Moreover, Alaska wildlife officials intend to continue using Tasers in certain wildlife management situations, and the company that makes the devices last March came out with a model just for those professionals.
Anyone buying the X3W wildlife Taser "must attend and become certified with the use of the devices in wildlife-specific TASER training class," emphasizes Andrew Hinz, director of medical and technical programs at TASER International.
Several wildlife agencies have contacted TASER about the devices, he adds, noting that more than 20 were sold within the first month.
Alaska was also the first state to use Tasers for wildlife management — thanks in large part to Lewis, who had what he calls "an epiphany" in 2005 while confronted by an angry moose.
Lewis, whose job title is wildlife technician, tried noisemakers and rubber shotgun pellets while trying to free two moose calves trapped in a pit, only to have their mother chase him and a trooper three times around a patrol car. Instead of using their handguns, the trooper pulled out his Taser and it actually worked well enough on the mom to temporarily scare her away. The men rescued the calves and reunited them with the mom.
This moose managed to get a child's swing seat around its neck back in 2009, before Tasers were used in Alaska. Wildlife officials there say they periodically come across situations where a Taser could be used to help wild animals. The moose here was tranquilized with a dart, a technique that can have drug-related drawbacks.
Since then, Alaska's wildlife agency and TASER have studied the effects of Tasers on moose, taking blood samples and looking at stress levels. Those tests show the moose recovering almost immediately from a Taser exposure, compared with a much longer recovery after a tranquilizer.
They've also found that wild animals hit with Tasers and allowed an escape route have not responded aggressively, but instead have fled. That was the case with several brown bears who were zapped at a dump sites. They did later return but showed a greater awareness of and aversion to humans.
Lewis' periodic use of his Taser includes the time a moose had a chicken feeder stuck on its head.
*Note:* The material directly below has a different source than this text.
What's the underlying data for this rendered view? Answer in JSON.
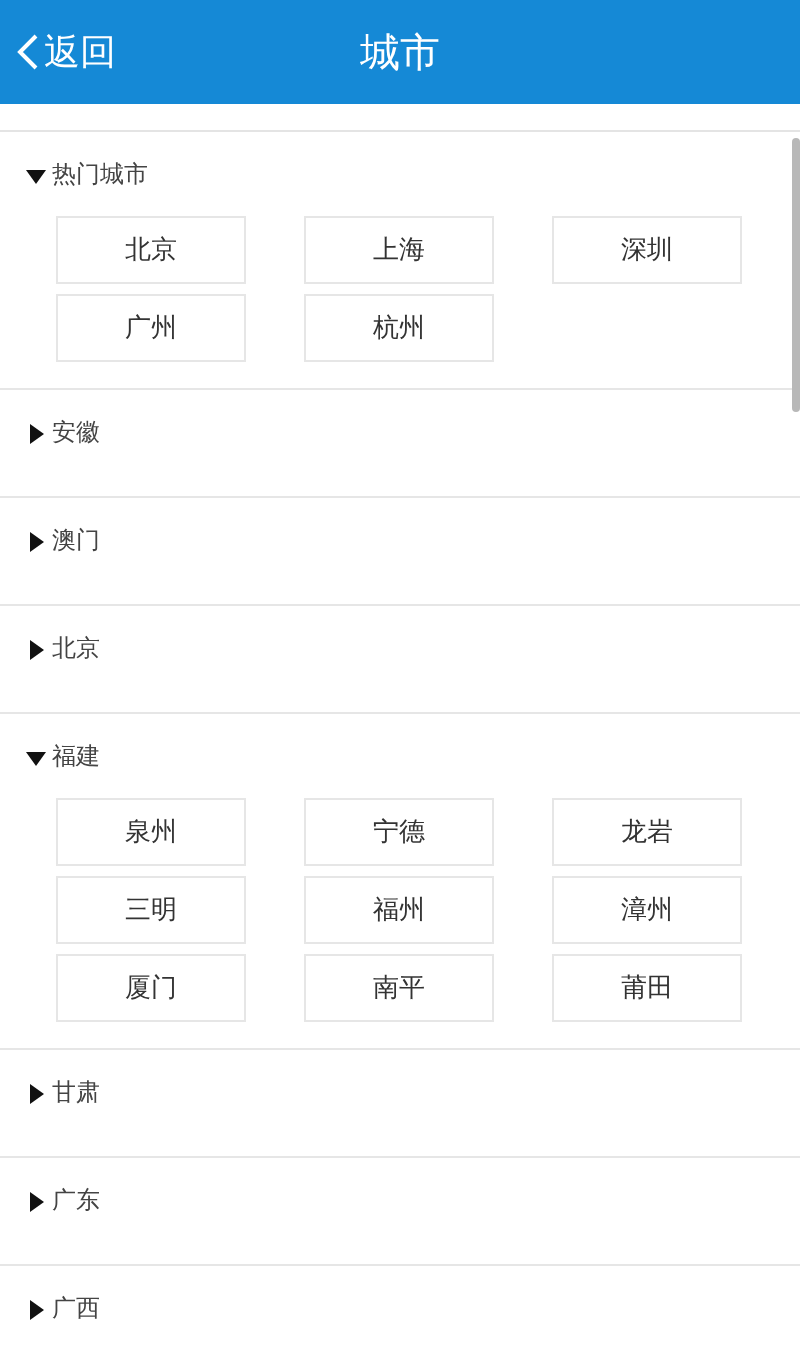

The moose was immobilized long enough for a wildlife biologist to pull the feeder off — all without having to drug the animal.
PETA, for its part, isn't opposed to wildlife experts using stun guns in certain cases, and agrees it's less stressful on animals than a tranquilizer dart.
Stun guns "do cause uncontrollable muscle contractions and pain," says Mersereau, but "it can be the most humane alternative" if an animal's life is threatened and it needs to be immobilized.
As for the public using stun guns for self-defense, Mersereau says that "if it's life or death, then by all means" use it. But he adds that in many cases those confrontations can be avoided by making noise to avoid contact, and by animal-proofing food supplies and dumpsters.
Lewis emphasizes that stun guns are "not a cure-all or a panacea" for wildlife officials. But, he adds, "there are many instances of wildlife professionals using every tool they have available at the time of the incident and then having to escalate to the use of deadly force ... This is one more tool that may be used prior to lethal force in some situations."